As I mentioned earlier, the first thing that will likely draw most people’s attention are the beautiful visuals. The backgrounds have a detailed, hand drawn quality. Most levels feature a lush jungle setting rife with colorful flora and even harmless fauna. Although there isn’t much variation to the environments, you’ll fight at every time of day, so the lighting and colors change from level to level. In my opinion, rich environments are integral to exploration-based games, and in this area Capsized delivers the goods spectacularly. As I mentioned earlier, scattered throughout the environments are hordes of enemies. These consist of flying jellyfish, ferocious animals, and all manner of aggressive tribal natives. For the most part, individual enemies are relatively easy to kill, but put 20 together on one screen and the odds tend to balance in their favor. Their design is nothing you haven’t seen before, but they suit the game world perfectly.

Capsized is a game that I can see myself continuing to return to. The fast-paced action, non-linear levels, rank system, and arcade modes provide for a really fun and rewarding experience. After beating the game once, I re-beat it a month later and enjoyed the experience just as much the second time. The game is relatively short, but the length feels reasonable given the relatively low price point. Also worth mentioning is that in addition to the iOS port, there’s also an XBLA release, so the game is now available to most gamers.

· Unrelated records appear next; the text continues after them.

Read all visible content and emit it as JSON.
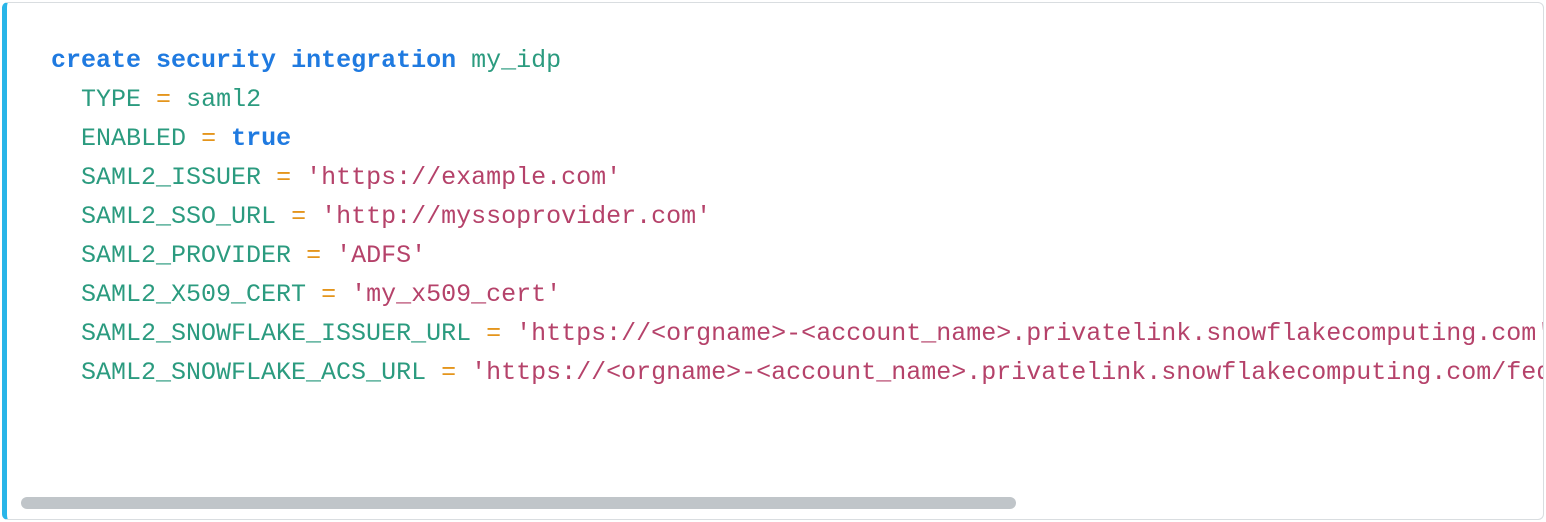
{
  "code": {
    "line1": {
      "kw1": "create",
      "kw2": "security",
      "kw3": "integration",
      "name": "my_idp"
    },
    "line2": {
      "key": "TYPE",
      "op": "=",
      "val": "saml2"
    },
    "line3": {
      "key": "ENABLED",
      "op": "=",
      "val": "true"
    },
    "line4": {
      "key": "SAML2_ISSUER",
      "op": "=",
      "val": "'https://example.com'"
    },
    "line5": {
      "key": "SAML2_SSO_URL",
      "op": "=",
      "val": "'http://myssoprovider.com'"
    },
    "line6": {
      "key": "SAML2_PROVIDER",
      "op": "=",
      "val": "'ADFS'"
    },
    "line7": {
      "key": "SAML2_X509_CERT",
      "op": "=",
      "val": "'my_x509_cert'"
    },
    "line8": {
      "key": "SAML2_SNOWFLAKE_ISSUER_URL",
      "op": "=",
      "val": "'https://<orgname>-<account_name>.privatelink.snowflakecomputing.com'"
    },
    "line9": {
      "key": "SAML2_SNOWFLAKE_ACS_URL",
      "op": "=",
      "val": "'https://<orgname>-<account_name>.privatelink.snowflakecomputing.com/fed/login'"
    }
  }
}
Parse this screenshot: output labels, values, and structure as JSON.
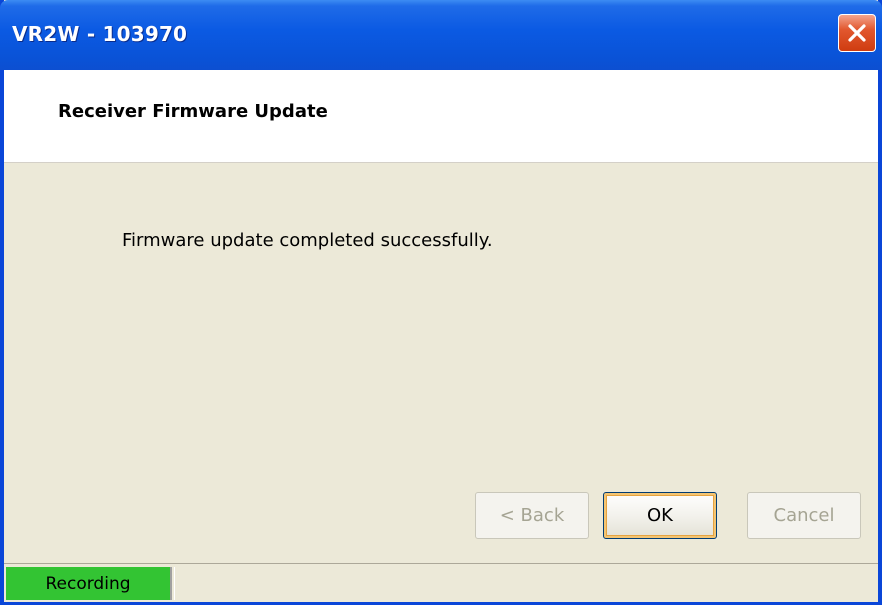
{
  "window": {
    "title": "VR2W - 103970",
    "close_icon": "close-icon",
    "title_color": "#0b5ae3",
    "close_color": "#e2582f"
  },
  "header": {
    "title": "Receiver Firmware Update"
  },
  "body": {
    "message": "Firmware update completed successfully."
  },
  "buttons": {
    "back_label": "< Back",
    "ok_label": "OK",
    "cancel_label": "Cancel",
    "back_enabled": false,
    "ok_enabled": true,
    "cancel_enabled": false
  },
  "statusbar": {
    "recording_label": "Recording",
    "recording_color": "#33c433"
  }
}
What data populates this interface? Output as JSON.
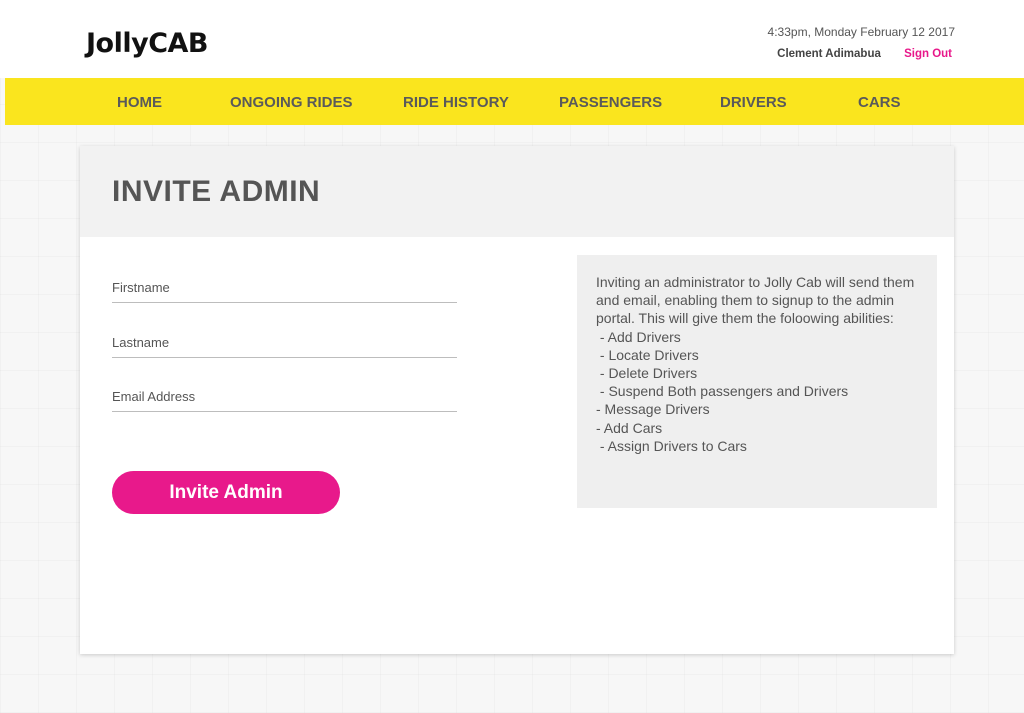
{
  "header": {
    "logo": "JollyCAB",
    "datetime": "4:33pm, Monday February 12 2017",
    "user_name": "Clement Adimabua",
    "sign_out": "Sign Out"
  },
  "nav": {
    "items": [
      {
        "label": "HOME"
      },
      {
        "label": "ONGOING RIDES"
      },
      {
        "label": "RIDE HISTORY"
      },
      {
        "label": "PASSENGERS"
      },
      {
        "label": "DRIVERS"
      },
      {
        "label": "CARS"
      }
    ]
  },
  "page": {
    "title": "INVITE ADMIN"
  },
  "form": {
    "firstname_placeholder": "Firstname",
    "firstname_value": "",
    "lastname_placeholder": "Lastname",
    "lastname_value": "",
    "email_placeholder": "Email Address",
    "email_value": "",
    "submit_label": "Invite Admin"
  },
  "info": {
    "intro": "Inviting an administrator to Jolly Cab will send them and email, enabling them to signup to the admin portal. This will give them the foloowing abilities:",
    "abilities": [
      " - Add Drivers",
      " - Locate Drivers",
      " - Delete Drivers",
      " - Suspend Both passengers and Drivers",
      "- Message Drivers",
      "- Add Cars",
      " - Assign Drivers to Cars"
    ]
  },
  "colors": {
    "accent": "#e8198b",
    "nav_bg": "#fae51e",
    "panel_bg": "#f2f2f2"
  }
}
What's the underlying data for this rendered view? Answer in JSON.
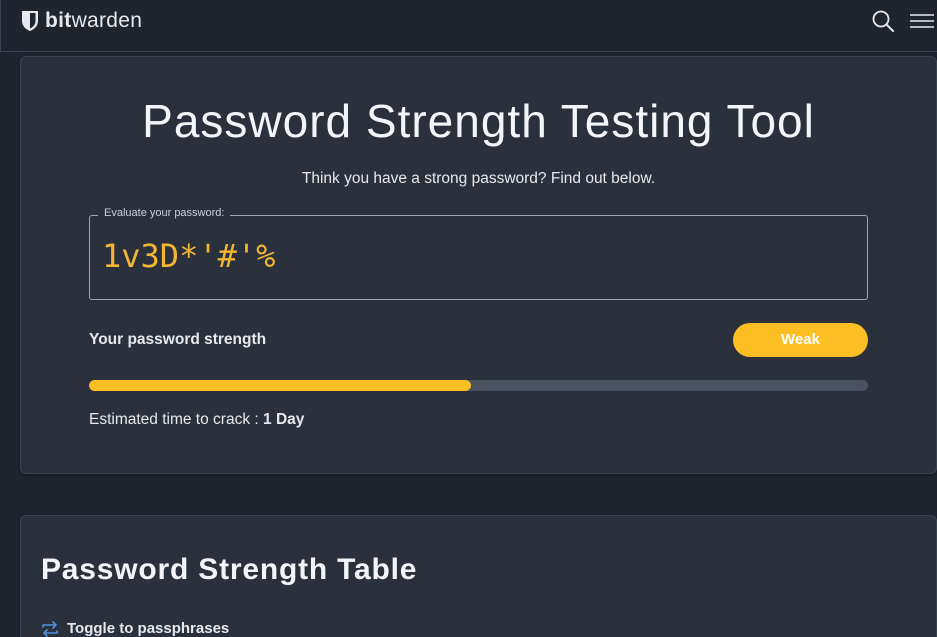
{
  "header": {
    "logo_bold": "bit",
    "logo_regular": "warden"
  },
  "main": {
    "title": "Password Strength Testing Tool",
    "subtitle": "Think you have a strong password? Find out below.",
    "field_label": "Evaluate your password:",
    "password_value": "1v3D*'#'%",
    "strength_label": "Your password strength",
    "strength_badge": "Weak",
    "strength_fraction": 0.49,
    "crack_label": "Estimated time to crack :",
    "crack_value": "1 Day"
  },
  "table_section": {
    "title": "Password Strength Table",
    "toggle_label": "Toggle to passphrases"
  },
  "colors": {
    "accent": "#fbbf24",
    "badge": "#fbbf24",
    "password_text": "#f2b632",
    "link_icon": "#4f8fe0"
  },
  "icons": {
    "logo": "shield-icon",
    "search": "search-icon",
    "menu": "hamburger-menu-icon",
    "toggle": "swap-arrows-icon"
  }
}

Here’s hoping that Capsized eventually gets a much deserved sequel.

Clicking any of the following thumbnails will open a gallery of Capsized-related images